To measure the effects of the sampling campaign on brand associations, neuromarketing research firm Unravel developed an implicit association test (IAT). In short, an implicit association test measures the associations a consumer has with a brand through an (online) survey, which measures brand association based on reaction time. By conducting this survey both before and after receiving a sample, it is possible to compare these results. Prior to and after the sampling campaign, we sent consumers an e-mail invitation to participate in the association test. The following associations were measured during the study.
- Is Mentos Chewing Gum perceived more positively after receiving a sample?
- Is the association with refreshing strengthened by sampling?
- Is the product more likely to be associated with delicious after sampling?
- How manageable is packaging perceived in the brain after sampling?
The results before and after receiving the sample were then compared. Based on these results, we could see what happened to the different brand associations.

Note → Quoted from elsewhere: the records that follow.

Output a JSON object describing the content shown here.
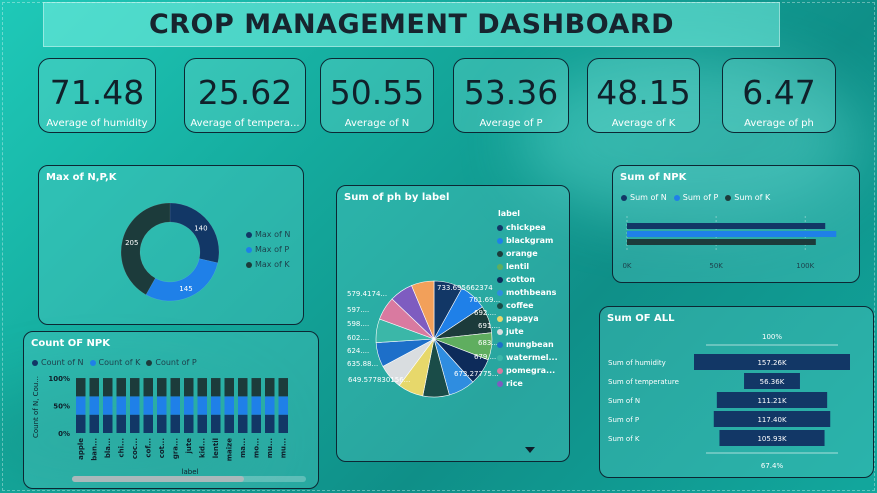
{
  "colors": {
    "n": "#123766",
    "p": "#1f80e8",
    "k": "#1c3b3b",
    "accent": "#1c8be8"
  },
  "title": "CROP MANAGEMENT DASHBOARD",
  "kpis": [
    {
      "value": "71.48",
      "label": "Average of humidity"
    },
    {
      "value": "25.62",
      "label": "Average of tempera..."
    },
    {
      "value": "50.55",
      "label": "Average of N"
    },
    {
      "value": "53.36",
      "label": "Average of P"
    },
    {
      "value": "48.15",
      "label": "Average of K"
    },
    {
      "value": "6.47",
      "label": "Average of ph"
    }
  ],
  "max_npk": {
    "title": "Max of N,P,K",
    "legend": [
      "Max of N",
      "Max of P",
      "Max of K"
    ],
    "labels": [
      "140",
      "145",
      "205"
    ]
  },
  "ph_by_label": {
    "title": "Sum of ph by label",
    "legend_title": "label",
    "legend": [
      "chickpea",
      "blackgram",
      "orange",
      "lentil",
      "cotton",
      "mothbeans",
      "coffee",
      "papaya",
      "jute",
      "mungbean",
      "watermel...",
      "pomegra...",
      "rice"
    ],
    "slice_labels": [
      "733.695662374",
      "701.69...",
      "692....",
      "691....",
      "683....",
      "679....",
      "673.27775...",
      "649.577830156...",
      "635.88...",
      "624....",
      "602....",
      "598....",
      "597....",
      "579.4174..."
    ]
  },
  "sum_npk": {
    "title": "Sum of NPK",
    "legend": [
      "Sum of N",
      "Sum of P",
      "Sum of K"
    ],
    "ticks": [
      "0K",
      "50K",
      "100K"
    ]
  },
  "count_npk": {
    "title": "Count OF NPK",
    "legend": [
      "Count of N",
      "Count of K",
      "Count of P"
    ],
    "y_label": "Count of N, Cou...",
    "y_ticks": [
      "100%",
      "50%",
      "0%"
    ],
    "x_label": "label",
    "categories": [
      "apple",
      "ban...",
      "bla...",
      "chi...",
      "coc...",
      "cof...",
      "cot...",
      "gra...",
      "jute",
      "kid...",
      "lentil",
      "maize",
      "ma...",
      "mo...",
      "mu...",
      "mu..."
    ]
  },
  "sum_all": {
    "title": "Sum OF ALL",
    "top_pct": "100%",
    "bottom_pct": "67.4%",
    "rows": [
      {
        "label": "Sum of humidity",
        "value": "157.26K"
      },
      {
        "label": "Sum of temperature",
        "value": "56.36K"
      },
      {
        "label": "Sum of N",
        "value": "111.21K"
      },
      {
        "label": "Sum of P",
        "value": "117.40K"
      },
      {
        "label": "Sum of K",
        "value": "105.93K"
      }
    ]
  },
  "chart_data": [
    {
      "type": "pie",
      "title": "Max of N,P,K",
      "categories": [
        "Max of N",
        "Max of P",
        "Max of K"
      ],
      "values": [
        140,
        145,
        205
      ]
    },
    {
      "type": "pie",
      "title": "Sum of ph by label",
      "categories": [
        "chickpea",
        "blackgram",
        "orange",
        "lentil",
        "cotton",
        "mothbeans",
        "coffee",
        "papaya",
        "jute",
        "mungbean",
        "watermel...",
        "pomegra...",
        "rice"
      ],
      "values": [
        733.7,
        701.69,
        692,
        691,
        683,
        679,
        673.28,
        649.58,
        635.88,
        624,
        602,
        598,
        597,
        579.42
      ]
    },
    {
      "type": "bar",
      "title": "Sum of NPK",
      "categories": [
        "Sum of N",
        "Sum of P",
        "Sum of K"
      ],
      "values": [
        111210,
        117400,
        105930
      ],
      "xlim": [
        0,
        120000
      ]
    },
    {
      "type": "bar",
      "title": "Count OF NPK",
      "categories": [
        "apple",
        "ban...",
        "bla...",
        "chi...",
        "coc...",
        "cof...",
        "cot...",
        "gra...",
        "jute",
        "kid...",
        "lentil",
        "maize",
        "ma...",
        "mo...",
        "mu...",
        "mu..."
      ],
      "series": [
        {
          "name": "Count of N",
          "values": [
            33.3,
            33.3,
            33.3,
            33.3,
            33.3,
            33.3,
            33.3,
            33.3,
            33.3,
            33.3,
            33.3,
            33.3,
            33.3,
            33.3,
            33.3,
            33.3
          ]
        },
        {
          "name": "Count of K",
          "values": [
            33.3,
            33.3,
            33.3,
            33.3,
            33.3,
            33.3,
            33.3,
            33.3,
            33.3,
            33.3,
            33.3,
            33.3,
            33.3,
            33.3,
            33.3,
            33.3
          ]
        },
        {
          "name": "Count of P",
          "values": [
            33.3,
            33.3,
            33.3,
            33.3,
            33.3,
            33.3,
            33.3,
            33.3,
            33.3,
            33.3,
            33.3,
            33.3,
            33.3,
            33.3,
            33.3,
            33.3
          ]
        }
      ],
      "ylim": [
        0,
        100
      ]
    },
    {
      "type": "bar",
      "title": "Sum OF ALL",
      "categories": [
        "Sum of humidity",
        "Sum of temperature",
        "Sum of N",
        "Sum of P",
        "Sum of K"
      ],
      "values": [
        157260,
        56360,
        111210,
        117400,
        105930
      ]
    }
  ]
}
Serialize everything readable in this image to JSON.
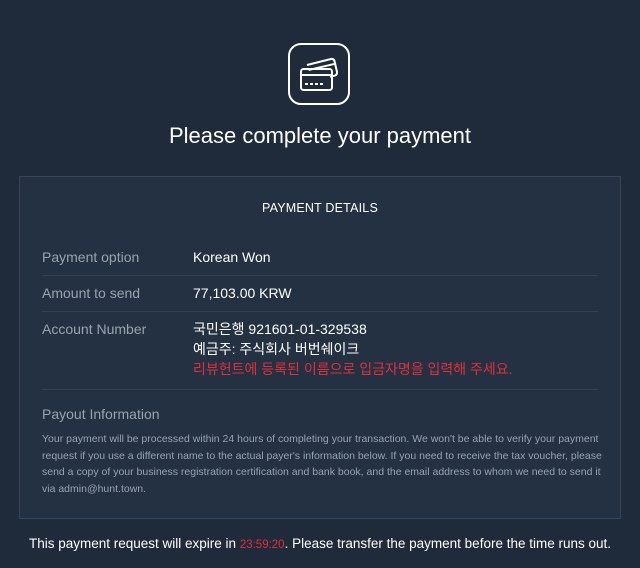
{
  "page": {
    "icon": "credit-card-icon",
    "title": "Please complete your payment"
  },
  "details": {
    "heading": "PAYMENT DETAILS",
    "payment_option": {
      "label": "Payment option",
      "value": "Korean Won"
    },
    "amount": {
      "label": "Amount to send",
      "value": "77,103.00 KRW"
    },
    "account": {
      "label": "Account Number",
      "line1": "국민은행 921601-01-329538",
      "line2": "예금주: 주식회사 버번쉐이크",
      "warning": "리뷰헌트에 등록된 이름으로 입금자명을 입력해 주세요."
    },
    "payout": {
      "title": "Payout Information",
      "text": "Your payment will be processed within 24 hours of completing your transaction. We won't be able to verify your payment request if you use a different name to the actual payer's information below. If you need to receive the tax voucher, please send a copy of your business registration certification and bank book, and the email address to whom we need to send it via admin@hunt.town."
    }
  },
  "footer": {
    "prefix": "This payment request will expire in ",
    "timer": "23:59:20",
    "suffix": ". Please transfer the payment before the time runs out."
  },
  "colors": {
    "background": "#1f2a3a",
    "panel": "#243142",
    "warning": "#e0303a",
    "muted_text": "#9aa3ae"
  }
}
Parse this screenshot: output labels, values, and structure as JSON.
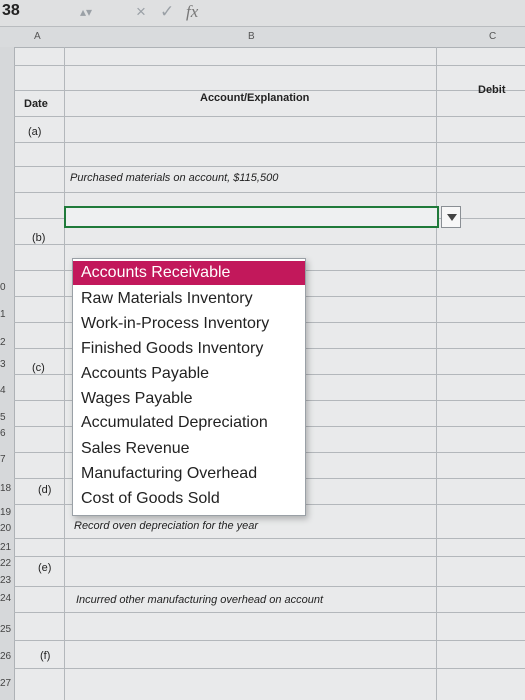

In this association test, we were curious about the effect of sampling on the four associations mentioned above. We conducted a measurement among consumers who did not receive a sample and consumers who did receive a sample. After receiving the sample, we saw a large effect on the measured associations compared to the group that had not received a sample. Mentos, after getting a sample, is perceived as more positive, handy, refreshing and tasty. The increase in positive associations shows that sampling is a good move to make consumers feel positive about the product and its features. Sampling therefore has a positive effect on the perception of the product and can be used to improve brand perception and thus increase repeat purchases.
Want to know more?
Would you like to measure the associations of your brand through sampling or activations? At Lime Factory, we can help you with this. Want more information about our approach or have a question? Then feel free to contact us!